The expected answer comprises all lines from the entries that contain the string "Live".

--- Data listing Enclosed Below ---

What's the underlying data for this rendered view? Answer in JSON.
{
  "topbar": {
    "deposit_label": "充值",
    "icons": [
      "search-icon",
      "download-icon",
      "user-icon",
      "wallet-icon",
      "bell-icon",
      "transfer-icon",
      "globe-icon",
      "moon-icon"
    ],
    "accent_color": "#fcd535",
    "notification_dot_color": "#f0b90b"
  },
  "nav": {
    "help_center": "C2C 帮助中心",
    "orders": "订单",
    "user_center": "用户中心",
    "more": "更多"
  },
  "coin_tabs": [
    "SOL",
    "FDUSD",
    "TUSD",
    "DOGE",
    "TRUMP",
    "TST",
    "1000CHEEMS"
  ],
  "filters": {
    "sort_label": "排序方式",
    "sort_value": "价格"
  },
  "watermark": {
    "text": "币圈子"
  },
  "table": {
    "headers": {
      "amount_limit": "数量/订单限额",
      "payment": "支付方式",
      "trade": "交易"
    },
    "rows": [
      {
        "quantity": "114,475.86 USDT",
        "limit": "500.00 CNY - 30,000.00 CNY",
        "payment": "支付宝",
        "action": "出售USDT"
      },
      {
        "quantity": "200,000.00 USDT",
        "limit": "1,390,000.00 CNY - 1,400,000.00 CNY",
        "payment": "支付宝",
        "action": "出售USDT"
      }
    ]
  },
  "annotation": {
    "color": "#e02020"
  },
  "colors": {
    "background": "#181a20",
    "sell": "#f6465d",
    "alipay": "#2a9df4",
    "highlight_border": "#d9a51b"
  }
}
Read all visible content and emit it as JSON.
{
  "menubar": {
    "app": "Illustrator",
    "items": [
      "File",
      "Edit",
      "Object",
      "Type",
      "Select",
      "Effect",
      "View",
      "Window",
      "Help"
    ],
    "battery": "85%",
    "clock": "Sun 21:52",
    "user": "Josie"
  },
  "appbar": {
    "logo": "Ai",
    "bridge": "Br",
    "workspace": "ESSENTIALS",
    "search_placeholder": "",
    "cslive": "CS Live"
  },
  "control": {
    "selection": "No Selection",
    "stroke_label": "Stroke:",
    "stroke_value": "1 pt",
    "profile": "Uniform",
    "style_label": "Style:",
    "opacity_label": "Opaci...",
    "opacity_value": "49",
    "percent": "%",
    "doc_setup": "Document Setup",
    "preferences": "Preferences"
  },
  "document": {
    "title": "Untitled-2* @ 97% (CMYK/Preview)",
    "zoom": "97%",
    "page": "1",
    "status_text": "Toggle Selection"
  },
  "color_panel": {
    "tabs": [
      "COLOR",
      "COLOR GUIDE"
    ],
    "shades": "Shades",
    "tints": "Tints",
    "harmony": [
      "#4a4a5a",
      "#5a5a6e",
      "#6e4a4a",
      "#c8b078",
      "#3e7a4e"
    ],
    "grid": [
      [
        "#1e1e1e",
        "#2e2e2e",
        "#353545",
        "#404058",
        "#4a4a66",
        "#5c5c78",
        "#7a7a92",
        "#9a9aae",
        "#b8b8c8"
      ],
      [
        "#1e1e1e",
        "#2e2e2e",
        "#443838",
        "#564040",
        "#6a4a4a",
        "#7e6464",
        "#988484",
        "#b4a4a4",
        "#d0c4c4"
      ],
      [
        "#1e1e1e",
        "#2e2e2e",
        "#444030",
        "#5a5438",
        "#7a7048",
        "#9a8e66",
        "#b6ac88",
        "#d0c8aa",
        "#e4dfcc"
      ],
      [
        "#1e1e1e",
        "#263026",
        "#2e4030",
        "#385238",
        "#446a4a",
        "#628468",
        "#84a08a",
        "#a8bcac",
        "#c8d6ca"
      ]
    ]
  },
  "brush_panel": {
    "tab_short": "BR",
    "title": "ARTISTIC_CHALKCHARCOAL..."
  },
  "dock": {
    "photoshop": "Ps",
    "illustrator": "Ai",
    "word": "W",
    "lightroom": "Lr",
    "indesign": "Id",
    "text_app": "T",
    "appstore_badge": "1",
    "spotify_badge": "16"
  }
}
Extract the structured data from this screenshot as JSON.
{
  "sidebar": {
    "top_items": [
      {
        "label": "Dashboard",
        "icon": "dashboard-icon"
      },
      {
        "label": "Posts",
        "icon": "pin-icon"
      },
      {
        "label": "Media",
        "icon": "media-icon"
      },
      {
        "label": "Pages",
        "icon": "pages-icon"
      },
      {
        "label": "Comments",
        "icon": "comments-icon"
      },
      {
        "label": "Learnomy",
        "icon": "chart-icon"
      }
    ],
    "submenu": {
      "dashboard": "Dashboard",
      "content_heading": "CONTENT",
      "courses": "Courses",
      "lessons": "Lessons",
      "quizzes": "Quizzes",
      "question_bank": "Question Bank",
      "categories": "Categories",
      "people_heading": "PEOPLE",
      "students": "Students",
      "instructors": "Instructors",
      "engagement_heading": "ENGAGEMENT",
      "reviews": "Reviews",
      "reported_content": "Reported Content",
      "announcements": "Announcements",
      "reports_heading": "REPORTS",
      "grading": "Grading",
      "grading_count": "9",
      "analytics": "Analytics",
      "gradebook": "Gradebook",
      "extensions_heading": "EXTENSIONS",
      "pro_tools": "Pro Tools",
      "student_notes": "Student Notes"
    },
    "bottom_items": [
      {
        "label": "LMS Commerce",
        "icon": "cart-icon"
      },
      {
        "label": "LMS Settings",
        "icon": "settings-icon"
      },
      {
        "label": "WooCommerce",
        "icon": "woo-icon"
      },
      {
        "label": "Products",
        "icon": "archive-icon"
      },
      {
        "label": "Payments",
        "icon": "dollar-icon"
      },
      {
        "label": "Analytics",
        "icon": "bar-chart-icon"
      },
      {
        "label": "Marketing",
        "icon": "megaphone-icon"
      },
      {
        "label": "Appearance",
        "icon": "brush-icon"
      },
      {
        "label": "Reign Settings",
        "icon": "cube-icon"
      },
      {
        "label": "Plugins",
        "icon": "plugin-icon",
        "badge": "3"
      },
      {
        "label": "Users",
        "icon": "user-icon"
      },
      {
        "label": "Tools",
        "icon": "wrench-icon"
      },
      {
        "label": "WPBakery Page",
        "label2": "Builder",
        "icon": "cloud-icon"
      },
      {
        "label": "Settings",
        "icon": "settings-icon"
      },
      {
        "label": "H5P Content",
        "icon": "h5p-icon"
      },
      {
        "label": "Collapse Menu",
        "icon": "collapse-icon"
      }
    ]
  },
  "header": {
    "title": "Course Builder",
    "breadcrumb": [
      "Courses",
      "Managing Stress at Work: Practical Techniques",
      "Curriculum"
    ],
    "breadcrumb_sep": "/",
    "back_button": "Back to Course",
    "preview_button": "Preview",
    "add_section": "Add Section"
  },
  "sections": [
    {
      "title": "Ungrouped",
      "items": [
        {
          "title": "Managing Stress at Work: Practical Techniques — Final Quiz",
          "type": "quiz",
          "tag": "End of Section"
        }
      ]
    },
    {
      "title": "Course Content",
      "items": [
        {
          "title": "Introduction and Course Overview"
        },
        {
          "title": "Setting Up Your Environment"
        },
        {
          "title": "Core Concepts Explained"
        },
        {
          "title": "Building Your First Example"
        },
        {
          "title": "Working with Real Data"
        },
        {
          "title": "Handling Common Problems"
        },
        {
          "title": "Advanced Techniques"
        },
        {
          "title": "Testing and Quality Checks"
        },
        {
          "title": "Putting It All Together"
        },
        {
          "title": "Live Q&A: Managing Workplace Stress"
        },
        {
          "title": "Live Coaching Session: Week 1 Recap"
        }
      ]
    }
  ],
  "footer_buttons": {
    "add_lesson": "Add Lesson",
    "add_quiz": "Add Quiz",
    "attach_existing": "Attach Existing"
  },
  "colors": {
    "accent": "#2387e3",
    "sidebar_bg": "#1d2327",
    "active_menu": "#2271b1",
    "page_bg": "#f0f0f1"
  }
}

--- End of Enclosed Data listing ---

> **Written solution**:
    "cslive": "CS Live"
          "title": "Live Q&A: Managing Workplace Stress"
          "title": "Live Coaching Session: Week 1 Recap"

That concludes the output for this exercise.